Brief: Throughout the records below, find each line holding "checked" and copy it.

Items listed in a dataset:
+---+

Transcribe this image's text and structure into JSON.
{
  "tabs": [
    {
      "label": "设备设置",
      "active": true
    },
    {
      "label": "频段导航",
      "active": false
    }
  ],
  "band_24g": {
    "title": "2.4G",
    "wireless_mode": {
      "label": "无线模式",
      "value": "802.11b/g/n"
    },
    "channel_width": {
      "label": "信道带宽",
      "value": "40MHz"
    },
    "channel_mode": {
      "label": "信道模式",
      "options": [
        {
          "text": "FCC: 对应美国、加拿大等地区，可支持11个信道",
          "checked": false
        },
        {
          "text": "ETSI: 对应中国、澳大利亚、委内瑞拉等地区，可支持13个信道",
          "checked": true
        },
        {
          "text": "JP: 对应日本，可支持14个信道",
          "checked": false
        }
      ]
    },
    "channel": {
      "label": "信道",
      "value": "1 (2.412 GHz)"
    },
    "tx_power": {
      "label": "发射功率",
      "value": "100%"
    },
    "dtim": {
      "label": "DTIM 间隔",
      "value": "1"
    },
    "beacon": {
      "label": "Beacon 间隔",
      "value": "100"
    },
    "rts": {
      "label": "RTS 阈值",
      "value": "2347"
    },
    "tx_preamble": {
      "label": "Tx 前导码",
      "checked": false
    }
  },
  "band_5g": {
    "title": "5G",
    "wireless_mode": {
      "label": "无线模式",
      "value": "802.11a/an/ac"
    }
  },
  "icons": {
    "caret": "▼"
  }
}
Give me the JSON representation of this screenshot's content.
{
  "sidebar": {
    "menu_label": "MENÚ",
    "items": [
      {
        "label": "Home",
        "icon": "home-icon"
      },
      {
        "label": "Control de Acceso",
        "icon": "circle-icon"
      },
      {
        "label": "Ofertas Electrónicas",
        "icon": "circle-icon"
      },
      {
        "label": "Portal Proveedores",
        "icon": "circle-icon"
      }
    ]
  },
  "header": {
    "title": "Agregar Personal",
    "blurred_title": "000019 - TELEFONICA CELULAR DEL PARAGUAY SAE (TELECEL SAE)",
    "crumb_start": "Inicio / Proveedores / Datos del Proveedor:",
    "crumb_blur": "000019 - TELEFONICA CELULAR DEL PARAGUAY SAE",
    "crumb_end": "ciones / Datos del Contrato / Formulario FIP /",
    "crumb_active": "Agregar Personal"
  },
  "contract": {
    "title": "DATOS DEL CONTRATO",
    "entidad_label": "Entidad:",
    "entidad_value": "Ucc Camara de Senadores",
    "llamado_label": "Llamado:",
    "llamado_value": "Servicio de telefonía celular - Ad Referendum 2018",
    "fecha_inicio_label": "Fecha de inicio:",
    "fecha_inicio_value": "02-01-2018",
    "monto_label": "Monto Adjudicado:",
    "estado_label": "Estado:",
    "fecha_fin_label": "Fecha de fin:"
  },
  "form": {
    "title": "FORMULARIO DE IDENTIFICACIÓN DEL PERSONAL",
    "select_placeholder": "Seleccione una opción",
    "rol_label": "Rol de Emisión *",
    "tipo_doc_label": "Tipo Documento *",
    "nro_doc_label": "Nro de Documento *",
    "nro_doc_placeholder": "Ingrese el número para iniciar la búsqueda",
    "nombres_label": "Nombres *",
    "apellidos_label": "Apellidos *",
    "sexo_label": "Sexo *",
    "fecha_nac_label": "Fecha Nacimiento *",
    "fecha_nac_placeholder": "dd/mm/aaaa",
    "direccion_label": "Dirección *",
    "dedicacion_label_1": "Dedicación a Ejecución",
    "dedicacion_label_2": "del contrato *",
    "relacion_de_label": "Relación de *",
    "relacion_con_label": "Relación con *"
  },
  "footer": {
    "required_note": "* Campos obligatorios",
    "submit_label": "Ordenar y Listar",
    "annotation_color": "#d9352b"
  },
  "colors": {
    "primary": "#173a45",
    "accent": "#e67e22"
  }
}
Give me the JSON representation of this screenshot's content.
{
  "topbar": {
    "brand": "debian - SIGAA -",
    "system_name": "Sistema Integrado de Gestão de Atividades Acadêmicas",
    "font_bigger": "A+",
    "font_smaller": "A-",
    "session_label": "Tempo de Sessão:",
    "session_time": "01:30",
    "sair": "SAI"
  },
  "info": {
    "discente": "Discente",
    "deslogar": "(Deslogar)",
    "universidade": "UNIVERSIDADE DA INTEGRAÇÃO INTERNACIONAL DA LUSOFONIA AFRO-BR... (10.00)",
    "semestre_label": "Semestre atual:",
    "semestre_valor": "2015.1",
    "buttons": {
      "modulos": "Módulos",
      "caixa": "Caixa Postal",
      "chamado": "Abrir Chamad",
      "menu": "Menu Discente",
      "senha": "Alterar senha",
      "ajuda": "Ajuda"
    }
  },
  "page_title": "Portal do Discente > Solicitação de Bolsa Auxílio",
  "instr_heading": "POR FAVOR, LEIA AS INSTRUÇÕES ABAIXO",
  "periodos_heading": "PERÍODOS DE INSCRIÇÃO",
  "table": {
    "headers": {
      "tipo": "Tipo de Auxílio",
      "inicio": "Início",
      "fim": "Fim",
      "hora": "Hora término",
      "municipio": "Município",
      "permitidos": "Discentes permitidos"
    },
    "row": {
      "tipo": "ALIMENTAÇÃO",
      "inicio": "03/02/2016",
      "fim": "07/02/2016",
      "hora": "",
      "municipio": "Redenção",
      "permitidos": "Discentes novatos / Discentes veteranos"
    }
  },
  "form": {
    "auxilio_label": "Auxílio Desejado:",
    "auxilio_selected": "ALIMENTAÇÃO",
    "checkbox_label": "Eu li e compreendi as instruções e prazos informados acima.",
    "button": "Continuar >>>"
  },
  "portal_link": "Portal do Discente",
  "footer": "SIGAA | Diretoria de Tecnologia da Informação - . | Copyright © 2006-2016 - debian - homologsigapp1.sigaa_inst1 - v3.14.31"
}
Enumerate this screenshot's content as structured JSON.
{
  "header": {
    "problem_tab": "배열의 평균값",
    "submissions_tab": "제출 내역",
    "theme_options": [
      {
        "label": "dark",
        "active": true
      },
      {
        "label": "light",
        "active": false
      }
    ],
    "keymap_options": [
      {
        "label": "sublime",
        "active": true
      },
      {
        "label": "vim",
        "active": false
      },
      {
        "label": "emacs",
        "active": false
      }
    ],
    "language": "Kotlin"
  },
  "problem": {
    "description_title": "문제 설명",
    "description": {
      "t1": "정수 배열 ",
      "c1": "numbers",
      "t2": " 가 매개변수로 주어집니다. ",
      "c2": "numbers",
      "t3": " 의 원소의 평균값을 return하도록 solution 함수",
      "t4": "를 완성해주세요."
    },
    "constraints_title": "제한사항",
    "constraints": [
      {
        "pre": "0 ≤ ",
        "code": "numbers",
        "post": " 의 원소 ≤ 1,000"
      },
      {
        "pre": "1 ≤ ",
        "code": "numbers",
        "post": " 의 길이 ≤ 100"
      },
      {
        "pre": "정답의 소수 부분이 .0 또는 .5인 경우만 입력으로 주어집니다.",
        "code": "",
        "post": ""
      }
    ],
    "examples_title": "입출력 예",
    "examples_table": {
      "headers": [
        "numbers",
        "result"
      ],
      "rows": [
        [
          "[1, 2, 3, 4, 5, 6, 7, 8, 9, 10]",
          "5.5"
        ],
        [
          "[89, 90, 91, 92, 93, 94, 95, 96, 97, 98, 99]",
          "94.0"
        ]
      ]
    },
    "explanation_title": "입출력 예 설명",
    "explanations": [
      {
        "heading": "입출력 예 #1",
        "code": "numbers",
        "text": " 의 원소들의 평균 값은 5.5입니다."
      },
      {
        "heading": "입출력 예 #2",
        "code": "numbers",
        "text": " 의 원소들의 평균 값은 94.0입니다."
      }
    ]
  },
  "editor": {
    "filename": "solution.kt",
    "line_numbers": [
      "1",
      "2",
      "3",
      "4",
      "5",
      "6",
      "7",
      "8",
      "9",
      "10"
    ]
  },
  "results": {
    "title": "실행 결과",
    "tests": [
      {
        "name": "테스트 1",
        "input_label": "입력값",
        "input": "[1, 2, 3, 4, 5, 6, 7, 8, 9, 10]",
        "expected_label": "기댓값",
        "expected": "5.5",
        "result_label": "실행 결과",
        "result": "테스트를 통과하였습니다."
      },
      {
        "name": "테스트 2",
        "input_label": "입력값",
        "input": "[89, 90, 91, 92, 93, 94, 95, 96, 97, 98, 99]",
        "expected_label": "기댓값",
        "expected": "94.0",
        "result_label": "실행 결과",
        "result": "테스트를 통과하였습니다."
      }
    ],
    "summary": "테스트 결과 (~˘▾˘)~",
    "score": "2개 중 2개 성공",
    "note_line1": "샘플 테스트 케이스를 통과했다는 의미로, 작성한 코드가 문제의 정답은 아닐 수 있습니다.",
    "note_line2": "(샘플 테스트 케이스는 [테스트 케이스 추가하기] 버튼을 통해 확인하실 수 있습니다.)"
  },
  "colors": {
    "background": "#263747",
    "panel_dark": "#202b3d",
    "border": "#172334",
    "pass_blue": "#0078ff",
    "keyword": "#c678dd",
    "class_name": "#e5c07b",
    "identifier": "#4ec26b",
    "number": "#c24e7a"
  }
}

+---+

Answer box:
          "checked": false
          "checked": true
          "checked": false
      "checked": false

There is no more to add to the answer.